* **Task prompt**
Report each line of the records below that uses the word "text".

* **Available data**

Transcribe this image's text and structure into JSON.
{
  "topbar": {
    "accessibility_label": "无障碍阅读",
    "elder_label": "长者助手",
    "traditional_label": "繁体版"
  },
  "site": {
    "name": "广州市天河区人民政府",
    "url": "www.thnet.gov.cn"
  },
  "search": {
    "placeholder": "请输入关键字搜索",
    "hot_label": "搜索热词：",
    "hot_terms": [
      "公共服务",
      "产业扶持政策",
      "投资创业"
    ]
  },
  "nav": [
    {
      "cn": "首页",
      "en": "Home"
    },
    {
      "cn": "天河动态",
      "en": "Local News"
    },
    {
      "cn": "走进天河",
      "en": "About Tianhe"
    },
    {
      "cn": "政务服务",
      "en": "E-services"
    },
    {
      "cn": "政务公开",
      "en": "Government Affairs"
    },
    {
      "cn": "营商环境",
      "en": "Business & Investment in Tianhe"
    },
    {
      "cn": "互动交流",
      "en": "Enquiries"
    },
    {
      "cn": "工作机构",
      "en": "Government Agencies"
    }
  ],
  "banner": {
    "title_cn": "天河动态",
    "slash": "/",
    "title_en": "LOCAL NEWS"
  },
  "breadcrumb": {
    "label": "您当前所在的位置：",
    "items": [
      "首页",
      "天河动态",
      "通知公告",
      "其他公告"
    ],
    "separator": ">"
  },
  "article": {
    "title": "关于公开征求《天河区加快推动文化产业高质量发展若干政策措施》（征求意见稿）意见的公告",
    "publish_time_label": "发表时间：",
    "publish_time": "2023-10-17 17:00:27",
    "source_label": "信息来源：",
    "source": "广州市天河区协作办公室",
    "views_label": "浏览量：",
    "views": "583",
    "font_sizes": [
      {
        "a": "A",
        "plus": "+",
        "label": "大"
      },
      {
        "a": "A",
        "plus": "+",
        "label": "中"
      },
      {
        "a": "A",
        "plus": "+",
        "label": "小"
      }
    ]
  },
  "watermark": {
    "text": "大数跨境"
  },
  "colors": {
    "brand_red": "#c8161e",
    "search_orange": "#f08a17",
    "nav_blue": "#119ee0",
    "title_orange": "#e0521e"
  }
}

* **Worked solution**
Transcribe this image's text and structure into JSON.
    "text": "大数跨境"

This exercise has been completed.